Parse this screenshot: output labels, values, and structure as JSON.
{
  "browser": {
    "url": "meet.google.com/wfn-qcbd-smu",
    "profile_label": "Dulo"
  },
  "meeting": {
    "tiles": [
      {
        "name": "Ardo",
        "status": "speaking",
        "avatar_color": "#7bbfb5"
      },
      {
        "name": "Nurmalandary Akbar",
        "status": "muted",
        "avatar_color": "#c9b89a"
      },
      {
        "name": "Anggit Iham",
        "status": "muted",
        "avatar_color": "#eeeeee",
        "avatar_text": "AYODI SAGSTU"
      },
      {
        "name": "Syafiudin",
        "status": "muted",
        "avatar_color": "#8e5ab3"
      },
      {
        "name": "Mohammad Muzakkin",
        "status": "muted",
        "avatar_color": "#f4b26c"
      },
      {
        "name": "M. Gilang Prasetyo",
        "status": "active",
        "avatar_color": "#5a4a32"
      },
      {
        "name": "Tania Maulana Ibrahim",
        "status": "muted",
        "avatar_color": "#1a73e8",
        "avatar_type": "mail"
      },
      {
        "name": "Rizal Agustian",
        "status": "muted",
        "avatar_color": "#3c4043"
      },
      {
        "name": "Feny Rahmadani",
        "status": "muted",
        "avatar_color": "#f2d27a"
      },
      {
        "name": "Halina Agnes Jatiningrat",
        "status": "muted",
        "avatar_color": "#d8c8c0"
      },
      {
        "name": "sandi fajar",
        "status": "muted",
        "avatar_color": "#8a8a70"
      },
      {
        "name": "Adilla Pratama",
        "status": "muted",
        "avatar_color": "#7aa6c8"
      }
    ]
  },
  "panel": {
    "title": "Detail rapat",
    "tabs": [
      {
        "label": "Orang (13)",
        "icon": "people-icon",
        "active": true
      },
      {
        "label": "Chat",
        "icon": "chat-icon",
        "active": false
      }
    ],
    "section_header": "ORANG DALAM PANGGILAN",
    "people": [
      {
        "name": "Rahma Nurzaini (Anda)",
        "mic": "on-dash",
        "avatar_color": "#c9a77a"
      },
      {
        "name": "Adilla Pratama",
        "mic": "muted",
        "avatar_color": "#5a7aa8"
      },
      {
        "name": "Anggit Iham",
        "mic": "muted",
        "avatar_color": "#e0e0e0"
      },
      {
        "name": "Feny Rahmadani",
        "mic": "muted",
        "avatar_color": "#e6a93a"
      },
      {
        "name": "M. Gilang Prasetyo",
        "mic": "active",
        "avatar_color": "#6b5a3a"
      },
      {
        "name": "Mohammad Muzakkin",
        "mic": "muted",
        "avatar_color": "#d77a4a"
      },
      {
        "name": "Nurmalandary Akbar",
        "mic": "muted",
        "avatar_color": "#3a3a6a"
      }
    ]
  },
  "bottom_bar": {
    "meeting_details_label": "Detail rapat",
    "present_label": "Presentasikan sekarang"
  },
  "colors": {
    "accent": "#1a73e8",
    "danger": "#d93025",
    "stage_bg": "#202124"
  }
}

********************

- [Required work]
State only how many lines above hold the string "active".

- [Completed exercise]
4